I recently came across Laurie Shrage’s New York Times opinion piece, “Is Forced Fatherhood Fair?”

Shrage’s piece is an interesting take on the legal options that fathers facing unexpected pregnancies—or, as Shrage, a professor of philosophy and women’s and gender studies at Florida International University, calls them, “accidental pregnancies”—have vis-à-vis women’s options.

The article merits reading in its own right, as the structure of legal parenthood is a worthy topic unto itself, but a particular line towards the end of her piece caught my eye for different reasons:

In consenting to sex, neither a man nor a woman gives consent to become a parent, just as in consenting to any activity, one does not consent to yield to all the accidental outcomes that might flow from that activity.

The view expressed here is such an impoverished one that one scarcely knows what to say, especially to a philosophy professor.

One becomes a parent by conceiving a child. One (typically) conceives a child through an act of intercourse. So, Shrage is arguing that conception—which is the fruit of and thus can be fairly paired with fertility—is “accidental” to the act of intercourse.

Catholic moral philosophy states that the structure  of human actions derives from the intent of the agent executing that action and is not determined simply by the “natural” structure of that action itself. So in this sense, an “accidental” pregnancy is simply an unintended pregnancy.

But one gets a sense reading Shrage’s piece that she believes fertility to be truly accidental to intercourse—intelligibly separable from it and optionally coupled with it, on occasion.

She explicitly acknowledges a corollary: Parenthood—as a fruit of fertility—is also separable from the decision to sleep together.

Thus the cycle is complete: Sex, children, marriage and family are all accidentally related rather than intrinsically related through choices, actions and intentions. These things may occasionally mingle, but they bear no essential relationship to one another. There's no integrated core that unites them.

Thus the typical decision to sleep together remains a reciprocally self-directed action. John Paul II called such sexual encounters, closed to the gift of life and even fearful of it, “mutual masturbation.”

Masturbating is one of the most selfish things a person can do. America’s children suffer dearly for our adult selfishness, or perhaps more fairly, thoughtlessness; a type of thoughtlessness perpetuated by the recent push to institutionalize intrinsically sterile couples’—same-sex couples—relationships as “marriages.”

If the “object,” “point,” “design” or “nature” of intercourse doesn’t involve the conception of a child—which is exactly what does happen when a man and a woman sleep together unless they introduce truly “accidental” factors into the equation or suffer from a biological pathology—what is it about?

Dr. Mark Regnerus’s answer from his wry Public Discourse piece on the modern meaning of sex comes to mind: It’s about the recreation.

Yet it occurs to me that the widespread cultural dismissal of such an obviously intrinsic consequence of sex (conception) can only stem from a willful substitution of what Regnerus calls “the crowning glory of natural human creativity”—that is, fertility—with a vision of sex as a functionally sterile, but enjoyable, leisure activity. Like playing tennis on a warm day, or going to the spa, only more pleasurable. The same in type, but better in degree.

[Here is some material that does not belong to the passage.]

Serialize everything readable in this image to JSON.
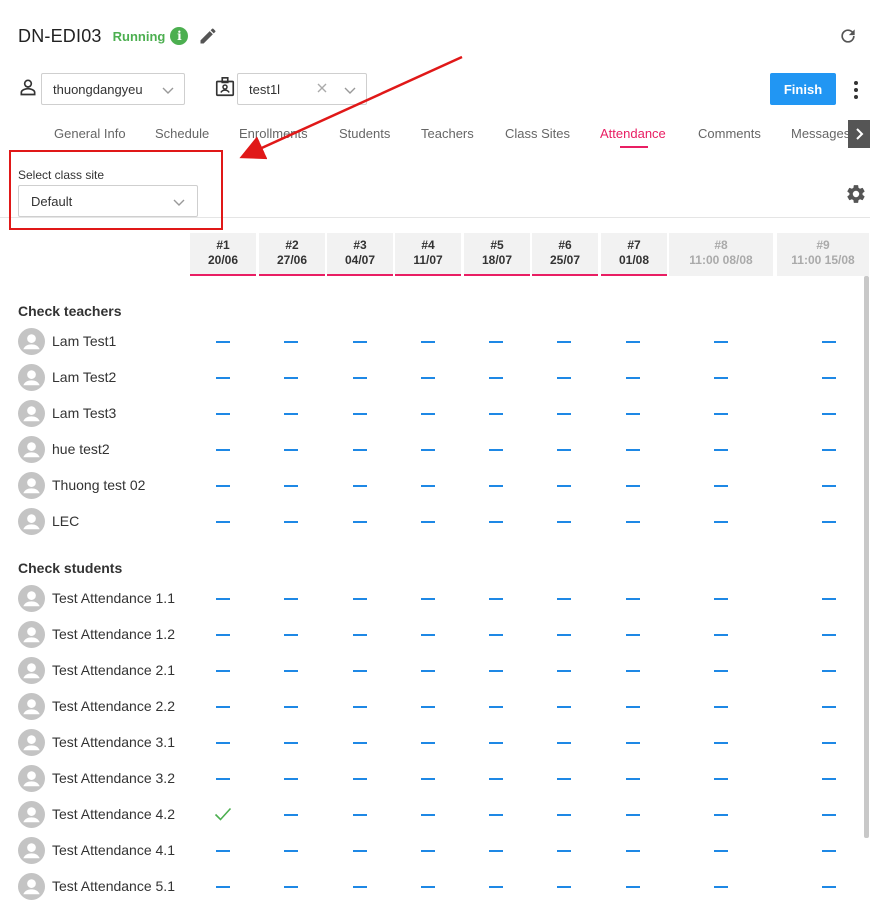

The underlying assumptions of Shrage’s piece raises the question: What concrete steps can society take to reestablish a vision of human sexuality that embraces, rather than seeking to obviate, human fertility?

One might begin with some reading. John Paul II wrote beautifully on this topic in his Theology of the Body addresses, and he expresses a vision of human sexuality that has been embraced by Christians and others alike.

Forced fatherhood, and a whole host of complicated legal and political problems—not to mention the truly terrifying prospects that most young children face now in our broken sexual, marriage and family cultures—could be subverted by returning to the basics.

Our discussions about absent fathers or partial birth abortions (a true misnomer, by the way) or the HHS mandate’s coercion of religious employers would be more fruitful if we included in them a consideration of the real sources of problem, rather than diagnosing and arguing about symptoms.

We need more cultural and especially religious consideration of this simple question, generally broached in so many religious circles and yet formally undermined by so many religious perspectives on contraceptives:

What has fertility to do with sexuality?